Word for word, reproduce the records that follow.

**Data listing**
■ ■ ■ ■ ■ ■ ■
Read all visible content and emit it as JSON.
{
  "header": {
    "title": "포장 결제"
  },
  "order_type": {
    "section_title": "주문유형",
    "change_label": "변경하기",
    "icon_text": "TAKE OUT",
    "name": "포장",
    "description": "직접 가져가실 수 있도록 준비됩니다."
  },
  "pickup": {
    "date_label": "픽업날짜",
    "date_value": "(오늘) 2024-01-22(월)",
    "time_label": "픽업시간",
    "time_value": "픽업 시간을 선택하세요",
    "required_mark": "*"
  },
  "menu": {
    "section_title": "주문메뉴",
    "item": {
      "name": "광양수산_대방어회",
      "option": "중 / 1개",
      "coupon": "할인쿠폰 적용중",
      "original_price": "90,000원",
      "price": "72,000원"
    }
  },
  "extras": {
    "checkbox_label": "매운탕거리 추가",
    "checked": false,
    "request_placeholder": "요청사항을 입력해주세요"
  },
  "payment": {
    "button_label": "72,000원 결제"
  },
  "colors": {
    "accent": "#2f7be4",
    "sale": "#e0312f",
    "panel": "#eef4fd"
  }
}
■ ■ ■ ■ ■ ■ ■
**Response area**
Read all visible content and emit it as JSON.
{
  "header": {
    "title": "포장 결제"
  },
  "order_type": {
    "section_title": "주문유형",
    "change_label": "변경하기",
    "icon_text": "TAKE OUT",
    "name": "포장",
    "description": "직접 가져가실 수 있도록 준비됩니다."
  },
  "pickup": {
    "date_label": "픽업날짜",
    "date_value": "(오늘) 2024-01-22(월)",
    "time_label": "픽업시간",
    "time_value": "픽업 시간을 선택하세요",
    "required_mark": "*"
  },
  "menu": {
    "section_title": "주문메뉴",
    "item": {
      "name": "광양수산_대방어회",
      "option": "중 / 1개",
      "coupon": "할인쿠폰 적용중",
      "original_price": "90,000원",
      "price": "72,000원"
    }
  },
  "extras": {
    "checkbox_label": "매운탕거리 추가",
    "checked": false,
    "request_placeholder": "요청사항을 입력해주세요"
  },
  "payment": {
    "button_label": "72,000원 결제"
  },
  "colors": {
    "accent": "#2f7be4",
    "sale": "#e0312f",
    "panel": "#eef4fd"
  }
}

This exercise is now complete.